WHAT NEEDS TO BE DONE: Go through the lines of the material and count the ones with the word "must". Give that count alone.

EXERCISE INPUTS:
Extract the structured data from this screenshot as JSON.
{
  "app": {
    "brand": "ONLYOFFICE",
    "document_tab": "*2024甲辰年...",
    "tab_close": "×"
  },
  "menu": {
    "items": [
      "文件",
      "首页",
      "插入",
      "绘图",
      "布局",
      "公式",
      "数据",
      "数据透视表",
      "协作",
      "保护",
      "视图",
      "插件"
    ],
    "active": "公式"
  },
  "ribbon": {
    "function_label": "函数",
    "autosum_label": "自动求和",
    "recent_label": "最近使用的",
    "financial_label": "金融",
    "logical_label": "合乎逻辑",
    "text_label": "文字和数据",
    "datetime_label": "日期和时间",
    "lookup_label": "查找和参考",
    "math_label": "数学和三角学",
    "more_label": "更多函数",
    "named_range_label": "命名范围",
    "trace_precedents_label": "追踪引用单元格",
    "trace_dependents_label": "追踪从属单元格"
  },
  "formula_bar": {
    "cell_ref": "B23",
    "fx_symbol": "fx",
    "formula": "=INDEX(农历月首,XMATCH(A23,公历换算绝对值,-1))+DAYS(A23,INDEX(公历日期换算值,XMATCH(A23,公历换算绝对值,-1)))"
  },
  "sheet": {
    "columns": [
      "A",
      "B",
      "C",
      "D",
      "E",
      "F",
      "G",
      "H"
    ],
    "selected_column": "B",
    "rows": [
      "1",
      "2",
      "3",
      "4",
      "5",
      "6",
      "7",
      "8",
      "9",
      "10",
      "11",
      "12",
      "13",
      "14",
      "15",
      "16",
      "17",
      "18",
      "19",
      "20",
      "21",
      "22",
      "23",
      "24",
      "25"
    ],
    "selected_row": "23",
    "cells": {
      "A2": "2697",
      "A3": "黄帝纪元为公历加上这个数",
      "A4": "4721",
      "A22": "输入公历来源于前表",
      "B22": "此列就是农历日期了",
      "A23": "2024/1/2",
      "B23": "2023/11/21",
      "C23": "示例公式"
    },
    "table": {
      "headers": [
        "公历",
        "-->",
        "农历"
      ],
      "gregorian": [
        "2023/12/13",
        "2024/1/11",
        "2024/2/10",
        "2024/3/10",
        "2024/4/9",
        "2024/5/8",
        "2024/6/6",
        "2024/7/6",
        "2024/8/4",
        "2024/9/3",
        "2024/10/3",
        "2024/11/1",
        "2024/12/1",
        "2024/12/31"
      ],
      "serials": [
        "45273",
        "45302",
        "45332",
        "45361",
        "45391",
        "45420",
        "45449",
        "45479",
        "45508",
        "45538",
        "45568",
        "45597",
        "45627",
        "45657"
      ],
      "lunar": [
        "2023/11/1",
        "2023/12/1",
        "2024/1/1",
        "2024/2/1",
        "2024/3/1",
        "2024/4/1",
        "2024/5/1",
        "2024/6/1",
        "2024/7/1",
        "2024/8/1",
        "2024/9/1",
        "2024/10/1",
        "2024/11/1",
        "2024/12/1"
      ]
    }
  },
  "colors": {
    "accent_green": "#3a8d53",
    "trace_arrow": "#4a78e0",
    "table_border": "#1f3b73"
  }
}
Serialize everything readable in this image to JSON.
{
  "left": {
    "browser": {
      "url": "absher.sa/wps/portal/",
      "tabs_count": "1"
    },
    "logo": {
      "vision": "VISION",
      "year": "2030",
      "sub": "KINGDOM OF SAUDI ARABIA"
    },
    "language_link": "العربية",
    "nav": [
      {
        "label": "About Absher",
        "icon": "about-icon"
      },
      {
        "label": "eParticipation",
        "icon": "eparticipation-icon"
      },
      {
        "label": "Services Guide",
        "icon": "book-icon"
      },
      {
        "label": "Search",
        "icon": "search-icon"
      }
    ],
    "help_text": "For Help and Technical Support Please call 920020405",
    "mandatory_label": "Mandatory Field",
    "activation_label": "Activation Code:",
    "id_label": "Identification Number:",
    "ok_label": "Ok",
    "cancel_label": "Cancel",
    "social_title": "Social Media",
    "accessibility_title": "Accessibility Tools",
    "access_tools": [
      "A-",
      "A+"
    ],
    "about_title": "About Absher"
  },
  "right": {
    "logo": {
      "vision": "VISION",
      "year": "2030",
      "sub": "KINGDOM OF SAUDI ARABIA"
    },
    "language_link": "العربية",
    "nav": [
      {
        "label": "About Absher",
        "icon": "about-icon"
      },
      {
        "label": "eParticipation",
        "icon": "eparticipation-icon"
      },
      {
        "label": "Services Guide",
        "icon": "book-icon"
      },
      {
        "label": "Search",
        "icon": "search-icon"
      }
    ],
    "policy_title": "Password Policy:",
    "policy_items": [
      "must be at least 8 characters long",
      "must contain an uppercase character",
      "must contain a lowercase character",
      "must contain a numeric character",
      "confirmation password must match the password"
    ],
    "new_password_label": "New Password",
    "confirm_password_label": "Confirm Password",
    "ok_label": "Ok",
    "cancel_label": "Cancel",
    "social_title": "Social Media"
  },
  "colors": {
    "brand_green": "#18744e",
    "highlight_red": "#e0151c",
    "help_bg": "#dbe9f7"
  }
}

THE COMPLETED TASK: 5